> _TRY IT_: Below are records; count the lines that contain "name" and give only the total.

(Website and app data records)
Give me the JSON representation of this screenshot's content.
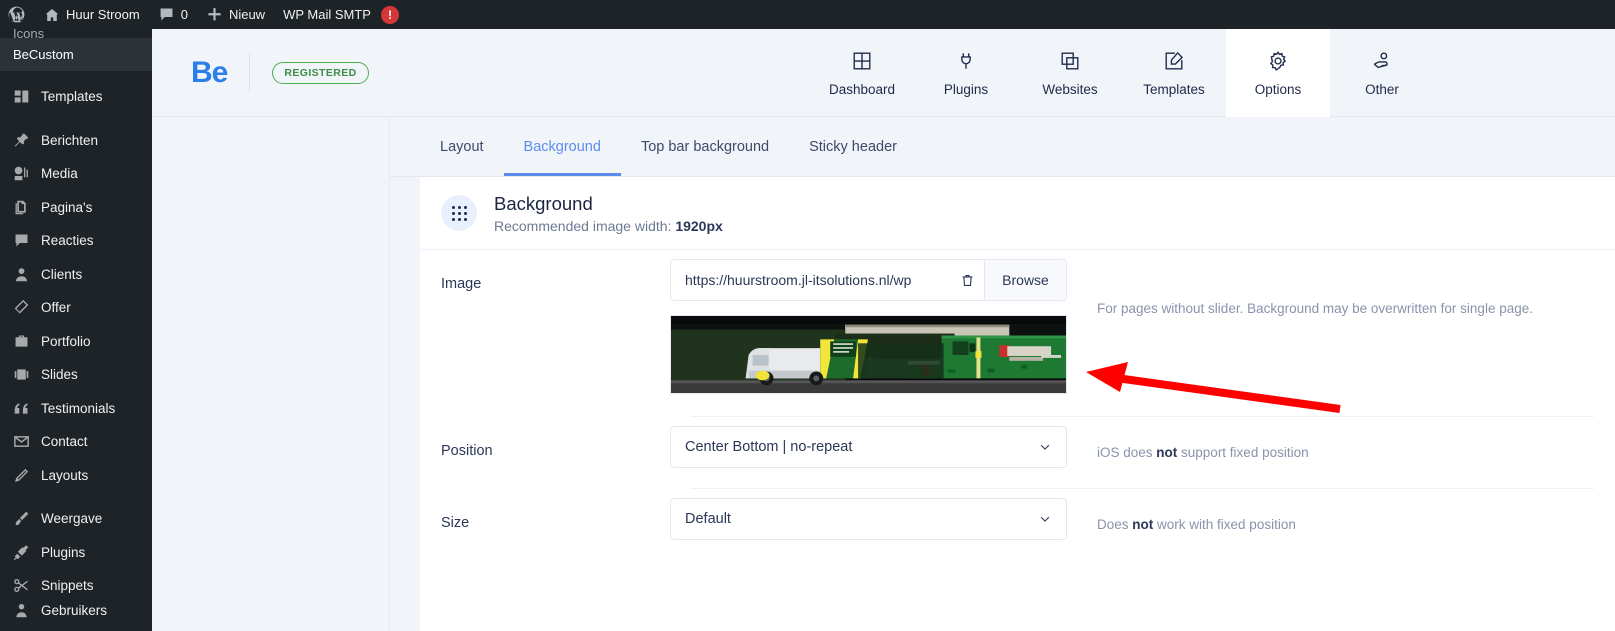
{
  "adminbar": {
    "items": [
      {
        "name": "wp-logo",
        "label": "",
        "icon": "wordpress-icon"
      },
      {
        "name": "site-name",
        "label": "Huur Stroom",
        "icon": "home-icon"
      },
      {
        "name": "comments",
        "label": "0",
        "icon": "comment-icon"
      },
      {
        "name": "new-content",
        "label": "Nieuw",
        "icon": "plus-icon"
      },
      {
        "name": "wp-mail-smtp",
        "label": "WP Mail SMTP",
        "icon": "alert-icon"
      }
    ],
    "alert_glyph": "!"
  },
  "sidebar": {
    "partial_top_label": "Icons",
    "current_label": "BeCustom",
    "items": [
      {
        "label": "Templates",
        "icon": "templates-icon"
      },
      {
        "label": "Berichten",
        "icon": "pin-icon"
      },
      {
        "label": "Media",
        "icon": "media-icon"
      },
      {
        "label": "Pagina's",
        "icon": "pages-icon"
      },
      {
        "label": "Reacties",
        "icon": "comment-icon"
      },
      {
        "label": "Clients",
        "icon": "user-icon"
      },
      {
        "label": "Offer",
        "icon": "layers-icon"
      },
      {
        "label": "Portfolio",
        "icon": "portfolio-icon"
      },
      {
        "label": "Slides",
        "icon": "slides-icon"
      },
      {
        "label": "Testimonials",
        "icon": "quote-icon"
      },
      {
        "label": "Contact",
        "icon": "envelope-icon"
      },
      {
        "label": "Layouts",
        "icon": "pencil-icon"
      },
      {
        "label": "Weergave",
        "icon": "brush-icon"
      },
      {
        "label": "Plugins",
        "icon": "plug-icon"
      },
      {
        "label": "Snippets",
        "icon": "scissors-icon"
      },
      {
        "label": "Gebruikers",
        "icon": "users-icon"
      }
    ]
  },
  "plugin_header": {
    "logo_text": "Be",
    "license_badge": "REGISTERED",
    "tabs": [
      {
        "label": "Dashboard",
        "icon": "grid-icon",
        "active": false
      },
      {
        "label": "Plugins",
        "icon": "plug-icon",
        "active": false
      },
      {
        "label": "Websites",
        "icon": "copy-icon",
        "active": false
      },
      {
        "label": "Templates",
        "icon": "edit-square-icon",
        "active": false
      },
      {
        "label": "Options",
        "icon": "gear-icon",
        "active": true
      },
      {
        "label": "Other",
        "icon": "hand-person-icon",
        "active": false
      }
    ]
  },
  "subtabs": [
    {
      "label": "Layout",
      "active": false
    },
    {
      "label": "Background",
      "active": true
    },
    {
      "label": "Top bar background",
      "active": false
    },
    {
      "label": "Sticky header",
      "active": false
    }
  ],
  "card": {
    "title": "Background",
    "subtitle_prefix": "Recommended image width: ",
    "subtitle_value": "1920px",
    "rows": {
      "image": {
        "label": "Image",
        "value": "https://huurstroom.jl-itsolutions.nl/wp",
        "placeholder": "",
        "delete_icon": "trash-icon",
        "browse_label": "Browse",
        "thumbnail_alt": "night photo of white van with green equipment and green generator unit in front of a hedge",
        "help_text": "For pages without slider. Background may be overwritten for single page."
      },
      "position": {
        "label": "Position",
        "value": "Center Bottom | no-repeat",
        "help_prefix": "iOS does ",
        "help_bold": "not",
        "help_suffix": " support fixed position"
      },
      "size": {
        "label": "Size",
        "value": "Default",
        "help_prefix": "Does ",
        "help_bold": "not",
        "help_suffix": " work with fixed position"
      }
    }
  },
  "annotation": {
    "type": "arrow",
    "color": "#fe0000",
    "points_to": "background image thumbnail"
  },
  "colors": {
    "admin_dark": "#1d2327",
    "page_bg": "#f1f4f8",
    "accent_blue": "#5b8def",
    "logo_blue": "#2a7fe8",
    "badge_green": "#4caf50",
    "annotation_red": "#fe0000"
  }
}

> _SOLUTION TO THE PROBLEM_: 5